[PROVIDED ENTRIES Boundary: Start]
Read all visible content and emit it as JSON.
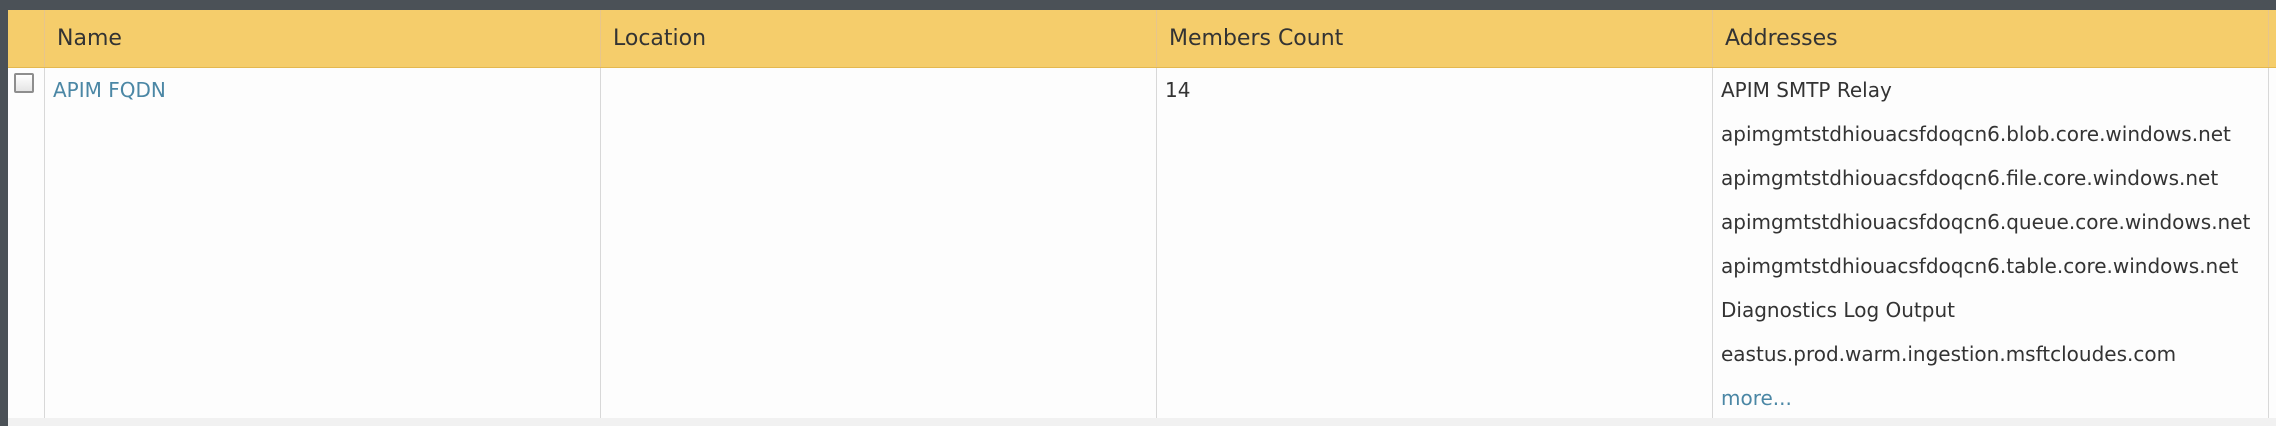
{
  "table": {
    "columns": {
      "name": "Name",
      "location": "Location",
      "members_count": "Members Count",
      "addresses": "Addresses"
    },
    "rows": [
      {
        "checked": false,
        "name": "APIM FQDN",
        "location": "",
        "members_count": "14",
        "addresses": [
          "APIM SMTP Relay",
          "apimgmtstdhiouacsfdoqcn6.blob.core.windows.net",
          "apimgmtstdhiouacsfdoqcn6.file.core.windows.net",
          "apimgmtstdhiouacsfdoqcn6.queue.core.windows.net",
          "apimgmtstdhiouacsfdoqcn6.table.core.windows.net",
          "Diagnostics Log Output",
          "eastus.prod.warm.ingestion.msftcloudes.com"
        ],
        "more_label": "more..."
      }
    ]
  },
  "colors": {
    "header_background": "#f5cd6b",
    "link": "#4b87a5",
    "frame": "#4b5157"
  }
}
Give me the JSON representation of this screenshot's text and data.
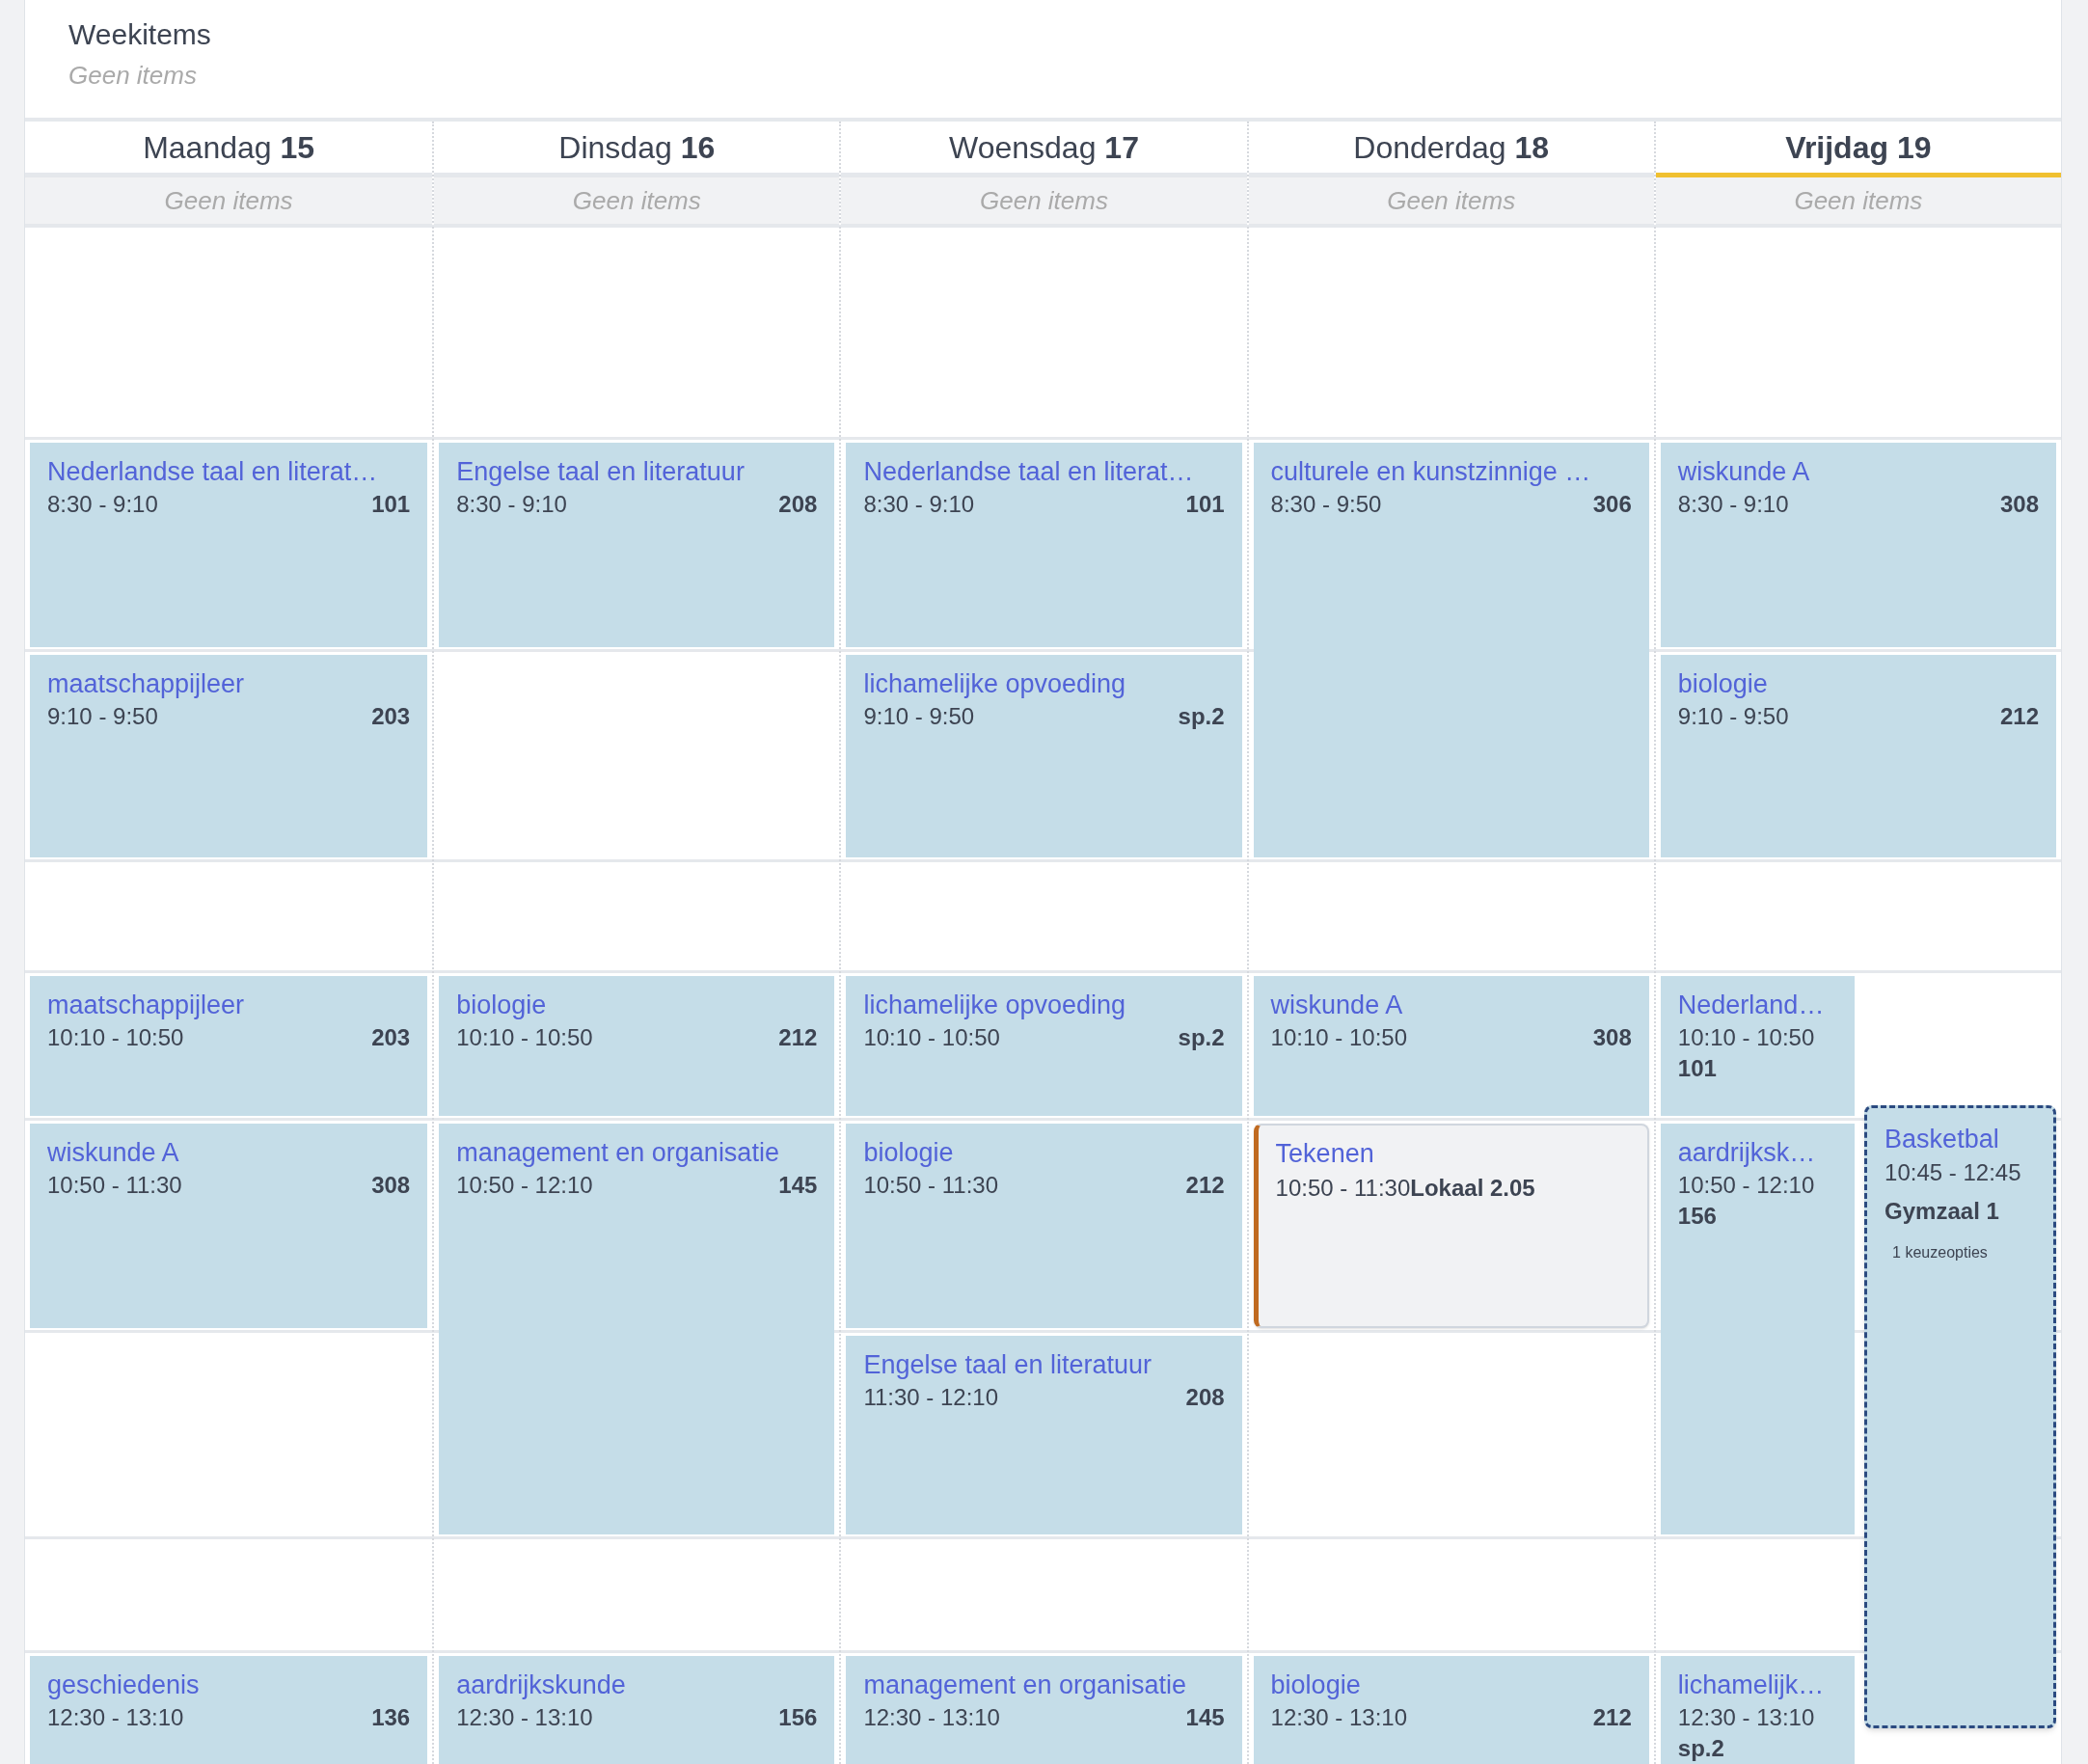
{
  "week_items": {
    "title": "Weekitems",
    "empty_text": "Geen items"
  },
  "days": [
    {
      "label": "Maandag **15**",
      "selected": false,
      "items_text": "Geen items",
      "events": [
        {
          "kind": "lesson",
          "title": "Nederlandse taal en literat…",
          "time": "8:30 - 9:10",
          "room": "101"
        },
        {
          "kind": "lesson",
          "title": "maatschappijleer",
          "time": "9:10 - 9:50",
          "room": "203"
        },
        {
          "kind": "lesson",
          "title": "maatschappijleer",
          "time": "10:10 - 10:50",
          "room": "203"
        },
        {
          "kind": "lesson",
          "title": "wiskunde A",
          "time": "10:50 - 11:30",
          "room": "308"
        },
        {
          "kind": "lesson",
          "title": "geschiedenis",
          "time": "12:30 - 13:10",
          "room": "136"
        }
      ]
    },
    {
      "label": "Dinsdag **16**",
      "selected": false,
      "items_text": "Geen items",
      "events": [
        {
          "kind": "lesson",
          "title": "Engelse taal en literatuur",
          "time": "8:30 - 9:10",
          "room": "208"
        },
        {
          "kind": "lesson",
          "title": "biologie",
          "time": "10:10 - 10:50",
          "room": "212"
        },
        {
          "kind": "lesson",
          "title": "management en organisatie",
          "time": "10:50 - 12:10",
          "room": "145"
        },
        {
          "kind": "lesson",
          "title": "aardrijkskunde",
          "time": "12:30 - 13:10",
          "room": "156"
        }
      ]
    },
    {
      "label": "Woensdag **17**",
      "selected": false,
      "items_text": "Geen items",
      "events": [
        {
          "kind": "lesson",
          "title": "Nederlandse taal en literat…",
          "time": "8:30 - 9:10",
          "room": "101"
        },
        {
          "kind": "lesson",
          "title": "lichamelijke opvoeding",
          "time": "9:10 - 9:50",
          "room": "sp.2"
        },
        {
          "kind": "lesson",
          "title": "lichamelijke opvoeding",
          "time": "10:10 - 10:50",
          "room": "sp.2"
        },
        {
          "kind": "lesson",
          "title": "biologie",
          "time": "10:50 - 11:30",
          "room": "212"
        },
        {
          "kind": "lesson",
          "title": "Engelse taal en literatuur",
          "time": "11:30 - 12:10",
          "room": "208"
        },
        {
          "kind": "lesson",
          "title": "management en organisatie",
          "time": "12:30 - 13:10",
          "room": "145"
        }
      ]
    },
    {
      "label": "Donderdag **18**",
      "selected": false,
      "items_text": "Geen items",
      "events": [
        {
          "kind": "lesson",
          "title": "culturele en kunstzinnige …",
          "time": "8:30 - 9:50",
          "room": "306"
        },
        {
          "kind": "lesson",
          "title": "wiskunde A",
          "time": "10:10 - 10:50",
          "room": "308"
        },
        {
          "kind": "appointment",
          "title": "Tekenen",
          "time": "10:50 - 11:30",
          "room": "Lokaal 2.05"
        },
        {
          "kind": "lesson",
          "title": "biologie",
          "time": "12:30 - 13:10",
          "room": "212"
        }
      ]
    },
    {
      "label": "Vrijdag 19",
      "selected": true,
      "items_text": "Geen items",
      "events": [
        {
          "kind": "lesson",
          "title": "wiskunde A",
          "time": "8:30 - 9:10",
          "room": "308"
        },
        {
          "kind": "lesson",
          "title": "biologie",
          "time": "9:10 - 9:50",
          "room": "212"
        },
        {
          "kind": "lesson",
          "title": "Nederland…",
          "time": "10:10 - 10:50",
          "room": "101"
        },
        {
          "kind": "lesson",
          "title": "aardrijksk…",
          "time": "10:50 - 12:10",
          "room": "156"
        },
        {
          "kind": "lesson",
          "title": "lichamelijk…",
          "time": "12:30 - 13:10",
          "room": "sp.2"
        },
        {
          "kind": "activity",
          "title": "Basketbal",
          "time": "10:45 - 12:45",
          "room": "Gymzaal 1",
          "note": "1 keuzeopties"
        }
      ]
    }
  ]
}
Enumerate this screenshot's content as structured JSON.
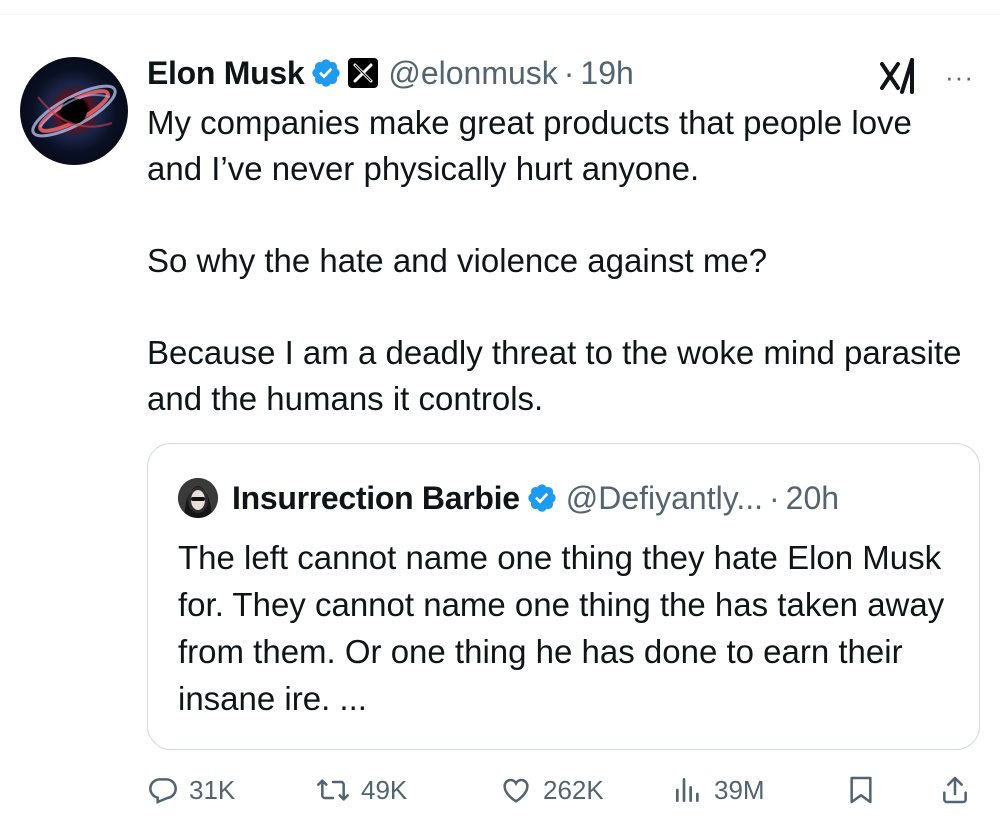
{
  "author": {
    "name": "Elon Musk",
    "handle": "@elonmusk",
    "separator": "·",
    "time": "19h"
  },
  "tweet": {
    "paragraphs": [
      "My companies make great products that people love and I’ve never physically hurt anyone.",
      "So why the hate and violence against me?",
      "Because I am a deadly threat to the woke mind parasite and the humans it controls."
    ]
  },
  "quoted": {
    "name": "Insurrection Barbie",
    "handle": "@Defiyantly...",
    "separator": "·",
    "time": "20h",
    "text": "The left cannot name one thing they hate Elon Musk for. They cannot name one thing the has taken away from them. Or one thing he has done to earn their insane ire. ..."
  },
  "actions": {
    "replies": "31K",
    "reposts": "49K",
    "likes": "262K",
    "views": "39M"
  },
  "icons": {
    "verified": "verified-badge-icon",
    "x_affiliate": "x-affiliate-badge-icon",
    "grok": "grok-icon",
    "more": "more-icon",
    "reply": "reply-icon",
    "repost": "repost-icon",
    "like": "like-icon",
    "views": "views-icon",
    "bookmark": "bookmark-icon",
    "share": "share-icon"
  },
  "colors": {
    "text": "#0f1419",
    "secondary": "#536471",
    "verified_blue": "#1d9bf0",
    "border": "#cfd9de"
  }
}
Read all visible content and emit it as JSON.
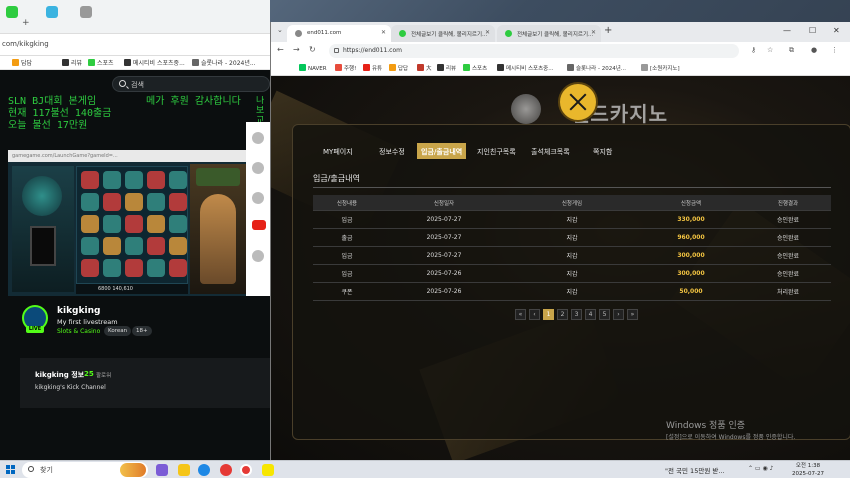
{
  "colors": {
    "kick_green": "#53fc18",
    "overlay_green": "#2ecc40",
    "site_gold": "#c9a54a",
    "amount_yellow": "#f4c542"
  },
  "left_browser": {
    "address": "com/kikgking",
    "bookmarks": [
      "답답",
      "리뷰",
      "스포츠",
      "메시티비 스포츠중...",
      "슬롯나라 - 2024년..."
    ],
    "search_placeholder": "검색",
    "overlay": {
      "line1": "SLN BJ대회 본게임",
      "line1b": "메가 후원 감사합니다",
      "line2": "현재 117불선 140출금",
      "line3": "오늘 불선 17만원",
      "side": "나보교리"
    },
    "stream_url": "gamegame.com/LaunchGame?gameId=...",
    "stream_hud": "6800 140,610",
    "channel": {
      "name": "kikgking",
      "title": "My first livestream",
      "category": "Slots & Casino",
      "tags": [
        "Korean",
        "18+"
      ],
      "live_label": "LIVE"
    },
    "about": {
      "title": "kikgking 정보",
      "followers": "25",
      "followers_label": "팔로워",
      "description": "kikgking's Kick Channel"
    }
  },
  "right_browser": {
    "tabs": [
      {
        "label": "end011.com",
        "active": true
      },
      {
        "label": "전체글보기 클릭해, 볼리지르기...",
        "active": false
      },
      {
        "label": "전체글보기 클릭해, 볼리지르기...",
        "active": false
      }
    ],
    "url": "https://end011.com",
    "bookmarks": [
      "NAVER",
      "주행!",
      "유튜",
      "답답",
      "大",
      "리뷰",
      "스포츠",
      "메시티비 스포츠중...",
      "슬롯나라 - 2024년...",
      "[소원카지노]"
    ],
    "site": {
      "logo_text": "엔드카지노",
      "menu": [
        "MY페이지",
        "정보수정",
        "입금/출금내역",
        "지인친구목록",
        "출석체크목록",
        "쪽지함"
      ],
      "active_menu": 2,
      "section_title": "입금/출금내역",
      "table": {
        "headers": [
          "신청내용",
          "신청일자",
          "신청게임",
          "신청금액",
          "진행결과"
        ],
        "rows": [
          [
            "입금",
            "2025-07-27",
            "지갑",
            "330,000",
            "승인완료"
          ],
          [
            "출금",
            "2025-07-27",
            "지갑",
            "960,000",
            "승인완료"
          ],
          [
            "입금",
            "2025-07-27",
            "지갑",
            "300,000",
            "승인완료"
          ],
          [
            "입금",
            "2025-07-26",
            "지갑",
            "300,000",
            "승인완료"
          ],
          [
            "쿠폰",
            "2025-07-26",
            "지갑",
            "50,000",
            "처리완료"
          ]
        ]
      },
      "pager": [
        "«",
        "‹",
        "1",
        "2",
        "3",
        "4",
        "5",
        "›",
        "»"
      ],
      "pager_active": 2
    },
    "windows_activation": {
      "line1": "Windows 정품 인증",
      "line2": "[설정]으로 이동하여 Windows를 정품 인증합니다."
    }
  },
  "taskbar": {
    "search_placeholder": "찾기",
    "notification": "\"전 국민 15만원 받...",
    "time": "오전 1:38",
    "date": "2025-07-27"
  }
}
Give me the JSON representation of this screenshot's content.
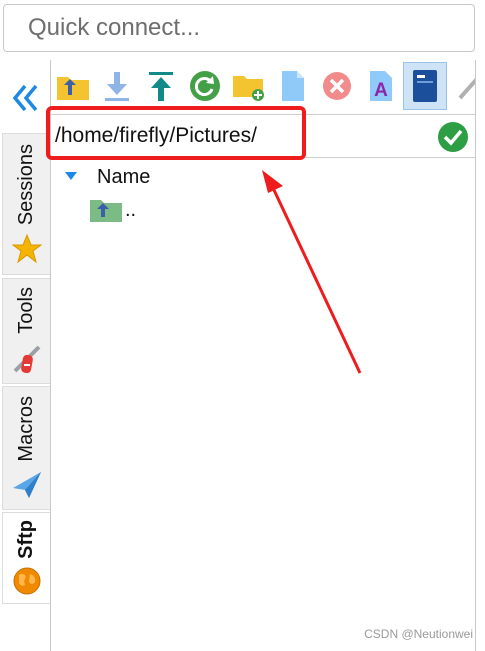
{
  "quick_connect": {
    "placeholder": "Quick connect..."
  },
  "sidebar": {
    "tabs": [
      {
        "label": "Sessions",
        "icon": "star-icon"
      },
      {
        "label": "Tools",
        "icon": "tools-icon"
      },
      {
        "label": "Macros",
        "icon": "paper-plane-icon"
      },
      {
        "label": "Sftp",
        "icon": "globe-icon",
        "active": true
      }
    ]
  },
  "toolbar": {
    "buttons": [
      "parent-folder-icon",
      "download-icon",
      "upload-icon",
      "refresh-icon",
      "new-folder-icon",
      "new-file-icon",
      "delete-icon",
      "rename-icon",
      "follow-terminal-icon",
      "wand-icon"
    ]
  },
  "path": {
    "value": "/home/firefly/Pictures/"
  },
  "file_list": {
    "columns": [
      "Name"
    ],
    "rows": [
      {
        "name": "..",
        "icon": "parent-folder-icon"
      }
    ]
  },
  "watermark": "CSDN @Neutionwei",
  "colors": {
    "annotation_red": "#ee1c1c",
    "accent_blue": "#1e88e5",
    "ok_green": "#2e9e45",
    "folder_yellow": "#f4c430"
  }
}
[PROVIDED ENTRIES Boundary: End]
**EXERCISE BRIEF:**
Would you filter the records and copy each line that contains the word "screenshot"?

**ANSWER TO THE PROBLEM:**
Give me the JSON representation of this screenshot's text and data.
Enumerate this screenshot's content as structured JSON.
Give me the JSON representation of this screenshot's content.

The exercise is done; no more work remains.